(Beginning of Information)

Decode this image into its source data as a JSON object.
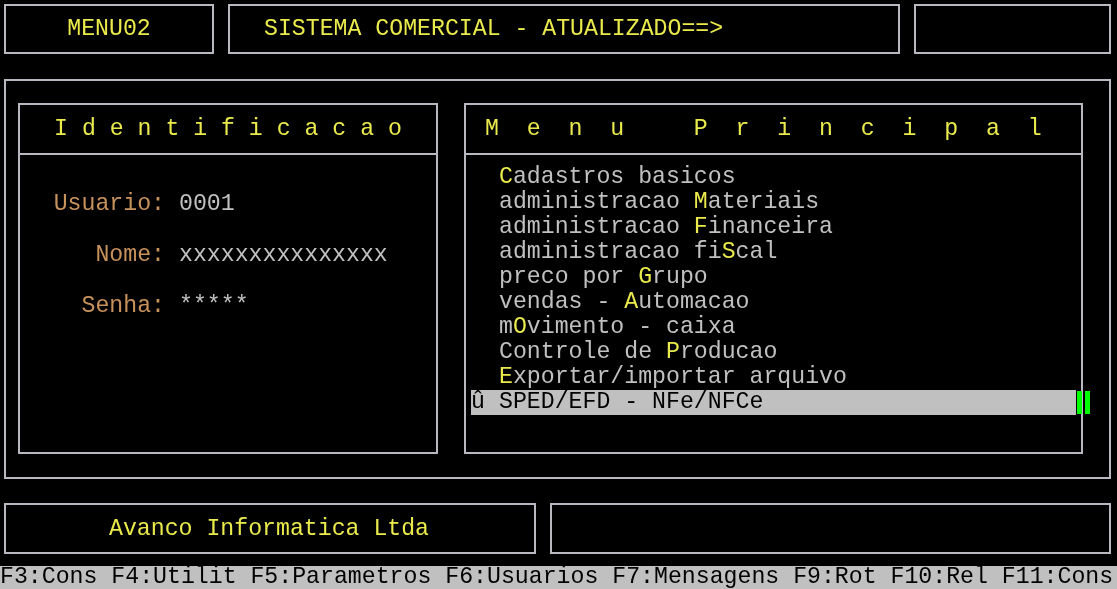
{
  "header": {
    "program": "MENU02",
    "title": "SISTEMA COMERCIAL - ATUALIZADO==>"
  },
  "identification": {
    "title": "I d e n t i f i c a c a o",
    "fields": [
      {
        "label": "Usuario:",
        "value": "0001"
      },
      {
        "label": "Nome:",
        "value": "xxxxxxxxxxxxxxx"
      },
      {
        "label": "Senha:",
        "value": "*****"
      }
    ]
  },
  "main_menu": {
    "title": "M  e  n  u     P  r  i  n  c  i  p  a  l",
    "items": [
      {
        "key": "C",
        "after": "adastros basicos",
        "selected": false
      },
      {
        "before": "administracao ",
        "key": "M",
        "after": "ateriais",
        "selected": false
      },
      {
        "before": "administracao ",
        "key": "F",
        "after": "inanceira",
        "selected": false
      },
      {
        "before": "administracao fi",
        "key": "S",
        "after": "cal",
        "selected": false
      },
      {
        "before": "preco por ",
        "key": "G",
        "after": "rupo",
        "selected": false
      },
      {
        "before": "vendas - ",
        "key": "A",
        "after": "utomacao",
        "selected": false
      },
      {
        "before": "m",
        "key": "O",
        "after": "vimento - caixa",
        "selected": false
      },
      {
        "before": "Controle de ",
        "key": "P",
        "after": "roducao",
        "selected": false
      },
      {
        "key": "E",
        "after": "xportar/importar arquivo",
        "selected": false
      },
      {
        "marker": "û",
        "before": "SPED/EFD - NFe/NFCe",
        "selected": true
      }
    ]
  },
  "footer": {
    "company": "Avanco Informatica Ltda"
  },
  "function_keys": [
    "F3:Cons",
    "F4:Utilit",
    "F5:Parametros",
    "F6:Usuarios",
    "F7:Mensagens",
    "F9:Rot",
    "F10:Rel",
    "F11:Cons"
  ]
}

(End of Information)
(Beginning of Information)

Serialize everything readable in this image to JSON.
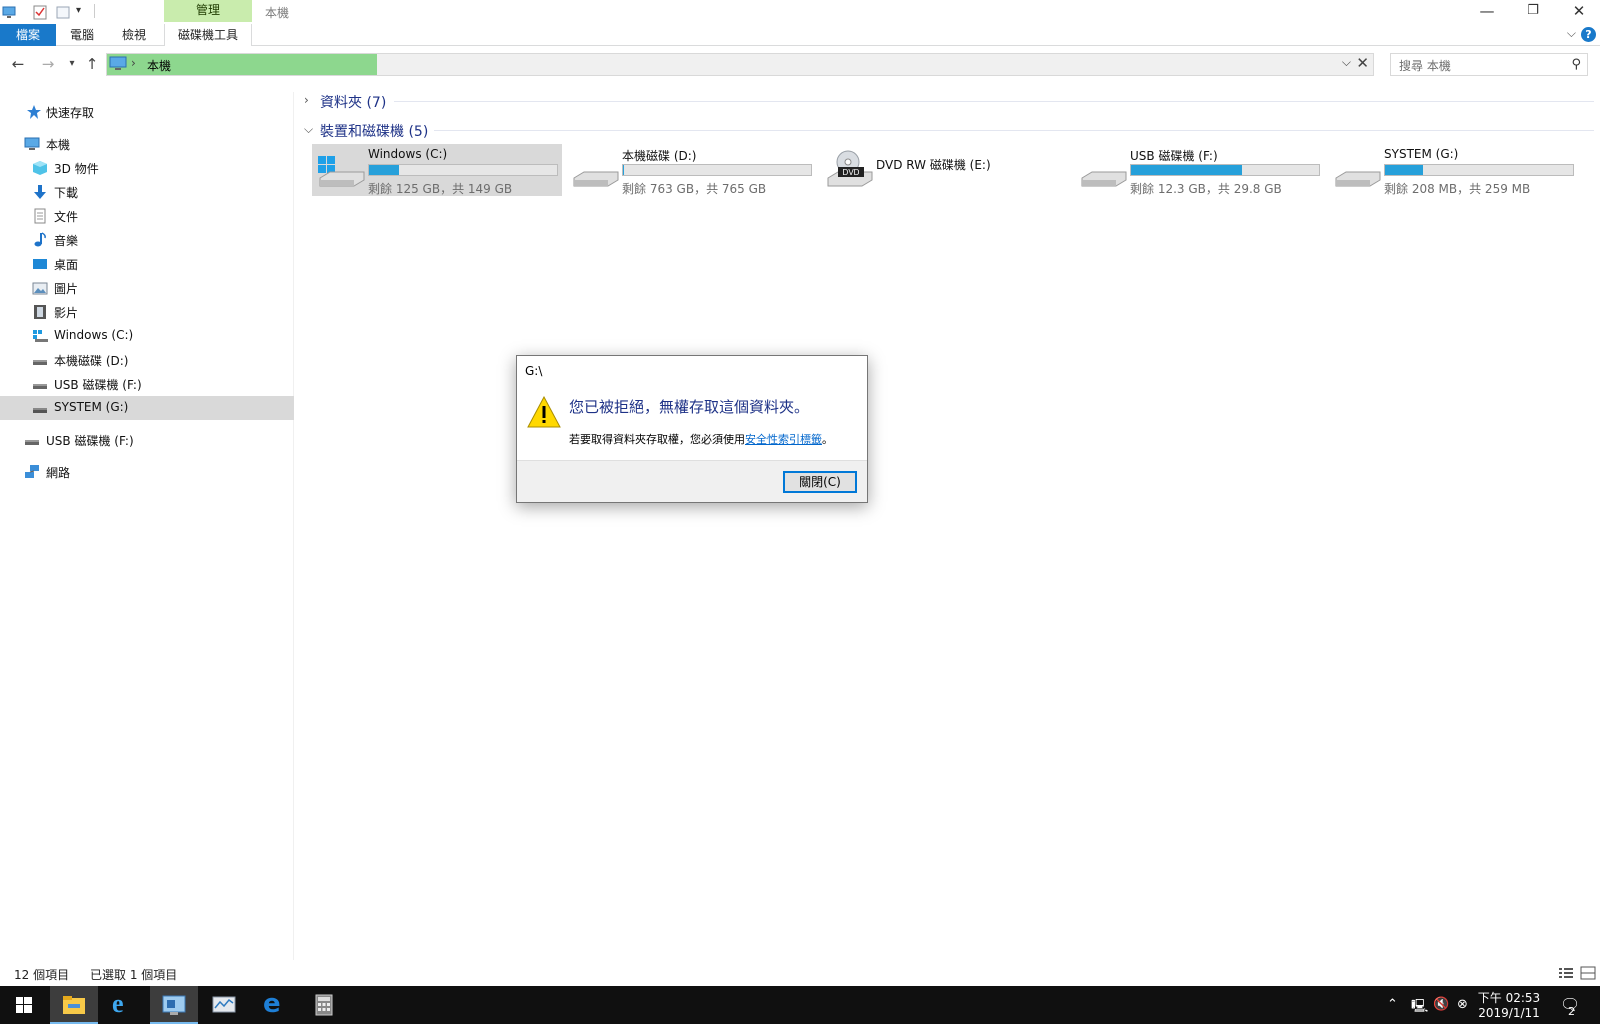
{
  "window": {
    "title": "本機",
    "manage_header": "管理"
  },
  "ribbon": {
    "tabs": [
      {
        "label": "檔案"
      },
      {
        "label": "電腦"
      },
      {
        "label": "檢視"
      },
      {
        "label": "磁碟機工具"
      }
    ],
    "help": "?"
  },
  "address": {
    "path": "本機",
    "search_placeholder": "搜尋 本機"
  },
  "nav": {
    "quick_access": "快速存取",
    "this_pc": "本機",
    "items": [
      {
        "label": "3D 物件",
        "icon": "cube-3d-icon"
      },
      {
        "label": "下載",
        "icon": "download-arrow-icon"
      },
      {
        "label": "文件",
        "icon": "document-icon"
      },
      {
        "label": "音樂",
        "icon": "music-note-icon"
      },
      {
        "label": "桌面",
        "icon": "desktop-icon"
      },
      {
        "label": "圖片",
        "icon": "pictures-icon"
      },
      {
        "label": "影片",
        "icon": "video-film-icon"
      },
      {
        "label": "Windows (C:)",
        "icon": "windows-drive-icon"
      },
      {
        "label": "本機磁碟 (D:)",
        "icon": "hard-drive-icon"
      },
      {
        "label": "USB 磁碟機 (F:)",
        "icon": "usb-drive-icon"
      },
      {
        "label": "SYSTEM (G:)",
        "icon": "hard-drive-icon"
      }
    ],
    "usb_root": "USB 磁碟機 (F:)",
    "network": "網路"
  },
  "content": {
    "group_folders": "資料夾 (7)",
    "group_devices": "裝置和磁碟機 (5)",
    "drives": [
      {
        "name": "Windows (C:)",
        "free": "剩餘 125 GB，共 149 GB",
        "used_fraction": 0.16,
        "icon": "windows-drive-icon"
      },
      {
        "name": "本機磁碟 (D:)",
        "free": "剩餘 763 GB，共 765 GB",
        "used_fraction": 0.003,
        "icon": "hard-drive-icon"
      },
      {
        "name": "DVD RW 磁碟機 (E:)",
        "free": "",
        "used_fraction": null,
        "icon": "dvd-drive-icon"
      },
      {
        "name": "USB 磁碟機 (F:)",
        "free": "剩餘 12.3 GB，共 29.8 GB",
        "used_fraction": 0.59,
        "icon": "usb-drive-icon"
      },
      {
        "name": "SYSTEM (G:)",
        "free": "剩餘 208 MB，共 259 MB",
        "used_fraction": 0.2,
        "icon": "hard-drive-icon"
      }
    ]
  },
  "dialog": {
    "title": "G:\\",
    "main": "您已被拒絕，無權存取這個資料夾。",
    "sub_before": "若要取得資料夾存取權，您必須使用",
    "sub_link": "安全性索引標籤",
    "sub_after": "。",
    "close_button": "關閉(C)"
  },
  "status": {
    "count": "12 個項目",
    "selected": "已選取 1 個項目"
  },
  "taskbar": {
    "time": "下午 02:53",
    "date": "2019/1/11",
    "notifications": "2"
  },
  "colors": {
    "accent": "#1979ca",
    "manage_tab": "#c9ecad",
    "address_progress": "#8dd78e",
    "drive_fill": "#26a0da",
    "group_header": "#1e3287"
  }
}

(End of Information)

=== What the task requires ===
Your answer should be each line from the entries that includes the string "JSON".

=== Finished task ===
Decode this image into its source data as a JSON object.
Serialize everything readable in this image to JSON.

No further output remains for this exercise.